Ponok Realty Corp. v. United Natl. Specialty Ins. Co.
(2nd Dept., decided 1/5/2010)
Plaintiff, insured landlord, received notice of its tenant's property damage claim more than one year before it notified its CGL insurer, United National Specialty Insurance Company, of that claim. UNSIC disclaimed liability coverage based on the plaintiff's late notice, and plaintiff commenced this declaratory judgment action for defense and indemnification coverage, arguing: (1) that UNSIC was required to show that plaintiff's delayed reporting prejudiced UNSIC; and (2) that plaintiff's late notice should be excused because it had a good faith belief in nonliability. Queens Supreme granted UNSIC's motion for summary judgment and plaintiff appealed.
In affirming Supreme Court's order, the Second Department noted that New York's new "prejudice rule" of New York Insurance Law § 3420(c)(2)(A) applies only to policies issued or delivered in New York State on or after January 17, 2009. The policy in this case was effective from October 2003 to October 2004:
The Second Department also rejected plaintiff's argument that it gave notice of the tenant's claim to UNSIC "as soon as practicable" and found that although the reasonableness of an insured's asserted good faith belief in nonliability generally is a question of fact for the fact-finder, plaintiff in this case had failed to raise a triable issue of fact as to whether its belief that its tenant would not file a claim was reasonable:The plaintiff's argument that the "prejudice" rule articulated in Insurance Law § 3420(c)(2)(A), governs this case is unavailing. A 2008 amendment to Insurance Law § 3420(c)(2)(A) (see L 2008, ch 388, § 4) provides that where "an insurer alleges that it was prejudiced as a result of a failure to provide timely notice, the burden shall be on . . . the insurer to prove that it has been prejudiced" if the notice was provided within two years of the time required under the policy (see Insurance Law § 3420[c][A][i]). However, it is clear from section 8 of the act amending Insurance Law § 3420 that the amendments were to "apply to policies issued or delivered in this state on or after [January 17, 2009]" (McKinney's Cons Laws of NY, Book 27, Insurance Law § 3420, 2009 Pocket Part, at 15, Historical and Statutory Notes, L 2008, ch 388, § 8; see generally Matter of Auerbach v Board of Educ. of City School Dist. of City of N.Y., 86 NY2d 198, 204). The insurance policy issued by the defendant to the plaintiff was effective from October 3, 2003, until October 3, 2004. Since the policy was issued before the effective date of the relevant amendment to Insurance Law § 3420, the amended version of that section does not apply to the subject insurance policy.

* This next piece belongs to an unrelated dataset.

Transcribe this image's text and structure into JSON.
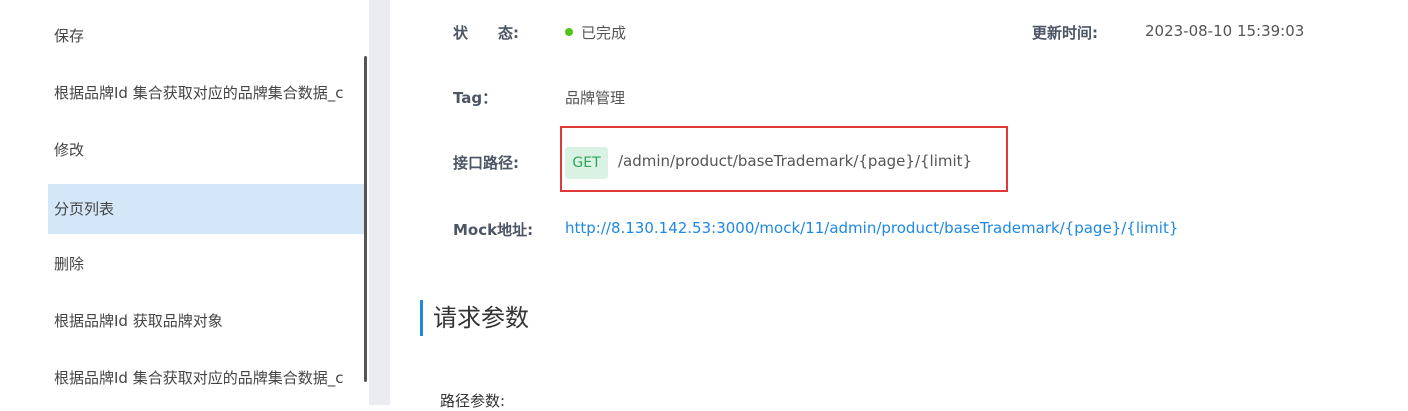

If I only had a dollar for every time I've seen an appellate court remit a DJ matter back to the motion court for entry of a judgment. Remember folks, declaratory judgment actions end in judgments, not orders.In general, the existence of a good faith belief that the injured party would not seek to hold the insured liable, and the reasonableness of such belief, are questions of fact for the fact-finder (see Genova v Regal Mar. Indus., 309 AD2d at 734; C.C.R. Realty of Dutchess v New York Cent. Mut. Fire Ins. Co., 1 AD3d at 305). The burden of demonstrating the reasonableness of the excuse lies with the insured (see Genova v Regal Mar. Indus., 309 AD2d at 734). Nevertheless, summary judgment may be awarded to the insurer if, construing all inferences in favor of the insured, the evidence establishes, as a matter of law, that the insured's belief in nonliability was unreasonable or in bad faith (see 120 Whitehall Realty Assoc., LLC v Hermitage Ins. Co., 40 AD3d at 721; Genova v Regal Mar. Indus., 309 AD2d at 734).
Here, the defendant established its prima facie entitlement to judgment as a matter of law by demonstrating that it was not notified of the subject property damage claim until more than one year had elapsed since the plaintiff received notice of such claim from its tenant (see Great Canal Realty Corp. v Seneca Ins. Co., Inc., 5 NY3d at 743; Sputnik Rest. Corp. v United Natl. Ins. Co., 62 AD3d at 689; 120 Whitehall Realty Assoc., LLC v Hermitage Ins. Co., 40 AD3d at 721; Genova v Regal Mar. Indus., 309 AD2d at 734). In opposition, the plaintiff failed to raise a triable issue of fact as to whether its belief that its tenant would not file a claim was reasonable. In construing all inferences in favor of the insured, the evidence established, as a matter of law, that the plaintiff's belief in nonliability was unreasonable (see 120 Whitehall Realty Assoc., LLC v Hermitage Ins. Co., 40 AD3d at 721; Genova v Regal Mar. Indus., 309 AD2d at 734). Accordingly, the Supreme Court properly granted the defendant's motion for summary judgment.